The case belongs to the Sala minority group, a Muslim group of Turkic speaking people whose ancestors migrated to Qinghai from the area of Turkmenistan about seven hundred years ago. There are around 80 000 Sala in China, 60 000 in Qinghai Province (nearly all of which live in Xunhua Sala Autonomous County) and nearly all of the remainder in neighbouring Gansu Province. Adult male Sala travel widely as traders and workers, within Qinghai province and outside to other provinces, including Gansu, Sichuan,Xinjiang, and particularly Tibet, even as far as the border area with Nepal.

Neither the case nor the direct family reported a history of travel outside the county in the two months prior to onset. No visit to the family by a traveler from outside the county was reported to occur during the same period. However, the family, including the case, attended a major festival of Sala people in the county capital during the period 25 to 28 September 1999. Up to 30 000 Sala are reported to have attended this gathering.

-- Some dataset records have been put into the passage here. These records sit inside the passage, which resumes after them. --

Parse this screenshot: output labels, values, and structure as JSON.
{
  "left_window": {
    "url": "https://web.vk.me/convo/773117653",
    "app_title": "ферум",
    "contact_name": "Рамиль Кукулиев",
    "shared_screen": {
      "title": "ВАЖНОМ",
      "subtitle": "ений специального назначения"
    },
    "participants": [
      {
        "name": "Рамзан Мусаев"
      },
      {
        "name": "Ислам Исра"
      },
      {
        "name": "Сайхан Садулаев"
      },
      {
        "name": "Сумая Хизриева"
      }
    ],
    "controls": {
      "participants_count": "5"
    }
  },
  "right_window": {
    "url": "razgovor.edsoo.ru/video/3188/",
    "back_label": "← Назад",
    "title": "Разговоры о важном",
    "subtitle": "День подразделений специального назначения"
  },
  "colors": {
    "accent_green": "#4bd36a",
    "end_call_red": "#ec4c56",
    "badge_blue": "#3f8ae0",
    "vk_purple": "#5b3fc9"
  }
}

Despite intensive investigation in the area of the case, including searches of health facilities, no evidence of wide-scale circulation of wild poliovirus has yet been found. Surveillance quality including laboratory proficiency in Qinghai Province and in neighbouring provinces is in general good. Indications are therefore that the virus has been recently imported.

The Ministry of Health of China is actively collaborating with the global laboratory network including CDC Atlanta, NIID Tokyo and the national laboratories in India. Initial sequencing information on the wild poliovirus show a close similarity to viruses recently circulating in India. The virus is significantly different from those that have been circulating in China up to the last case in 1994. Further genomic sequencing work is proceeding.

A combined MOH/WHO/UNICEF/JICA mission visited Qinghai Province from 20-25 December 1999 to review the response to the case. Initial case response immunization has been carried out, achieving high coverage of the target group. Extensive additional activities are planned, including large scale immunization across several provinces, intensified surveillance, retrospective review of hospital records at all levels in several provinces,and active search for cases of acute flaccid paralysis.